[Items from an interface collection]
____
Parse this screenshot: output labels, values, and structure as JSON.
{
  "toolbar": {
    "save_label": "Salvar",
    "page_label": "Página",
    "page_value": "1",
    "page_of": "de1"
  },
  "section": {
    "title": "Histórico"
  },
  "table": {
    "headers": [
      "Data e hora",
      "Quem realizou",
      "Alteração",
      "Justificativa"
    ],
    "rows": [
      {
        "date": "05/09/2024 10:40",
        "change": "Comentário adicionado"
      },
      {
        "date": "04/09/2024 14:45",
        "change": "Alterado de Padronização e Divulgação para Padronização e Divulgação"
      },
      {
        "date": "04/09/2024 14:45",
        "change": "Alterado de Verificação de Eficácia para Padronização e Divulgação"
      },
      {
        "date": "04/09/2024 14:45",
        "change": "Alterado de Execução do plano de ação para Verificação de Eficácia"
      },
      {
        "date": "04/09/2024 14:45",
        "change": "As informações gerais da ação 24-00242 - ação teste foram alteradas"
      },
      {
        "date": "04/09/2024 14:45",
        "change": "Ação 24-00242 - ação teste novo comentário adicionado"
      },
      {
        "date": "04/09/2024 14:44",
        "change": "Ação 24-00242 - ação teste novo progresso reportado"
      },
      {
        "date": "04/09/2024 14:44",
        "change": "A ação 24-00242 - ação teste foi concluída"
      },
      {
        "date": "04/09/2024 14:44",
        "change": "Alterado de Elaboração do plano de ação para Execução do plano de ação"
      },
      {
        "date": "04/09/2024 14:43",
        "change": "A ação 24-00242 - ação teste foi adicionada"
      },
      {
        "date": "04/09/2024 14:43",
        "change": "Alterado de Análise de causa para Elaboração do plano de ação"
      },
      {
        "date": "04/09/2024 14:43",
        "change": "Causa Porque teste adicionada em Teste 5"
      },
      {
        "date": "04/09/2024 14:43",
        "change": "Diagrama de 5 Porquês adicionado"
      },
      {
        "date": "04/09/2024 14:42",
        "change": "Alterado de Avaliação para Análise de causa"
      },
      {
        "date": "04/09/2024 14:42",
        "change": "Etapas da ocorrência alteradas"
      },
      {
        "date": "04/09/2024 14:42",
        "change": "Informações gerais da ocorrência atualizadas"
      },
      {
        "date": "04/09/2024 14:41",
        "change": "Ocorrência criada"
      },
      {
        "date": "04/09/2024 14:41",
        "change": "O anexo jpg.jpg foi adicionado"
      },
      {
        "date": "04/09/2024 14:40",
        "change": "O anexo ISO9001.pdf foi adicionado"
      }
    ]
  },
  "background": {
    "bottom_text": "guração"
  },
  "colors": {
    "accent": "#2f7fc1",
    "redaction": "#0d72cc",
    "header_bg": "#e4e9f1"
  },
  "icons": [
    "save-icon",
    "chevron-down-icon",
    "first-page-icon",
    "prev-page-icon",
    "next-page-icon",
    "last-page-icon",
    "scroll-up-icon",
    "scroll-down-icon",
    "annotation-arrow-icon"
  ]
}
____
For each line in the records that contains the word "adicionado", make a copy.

        "change": "Comentário adicionado"
        "change": "Ação 24-00242 - ação teste novo comentário adicionado"
        "change": "Diagrama de 5 Porquês adicionado"
        "change": "O anexo jpg.jpg foi adicionado"
        "change": "O anexo ISO9001.pdf foi adicionado"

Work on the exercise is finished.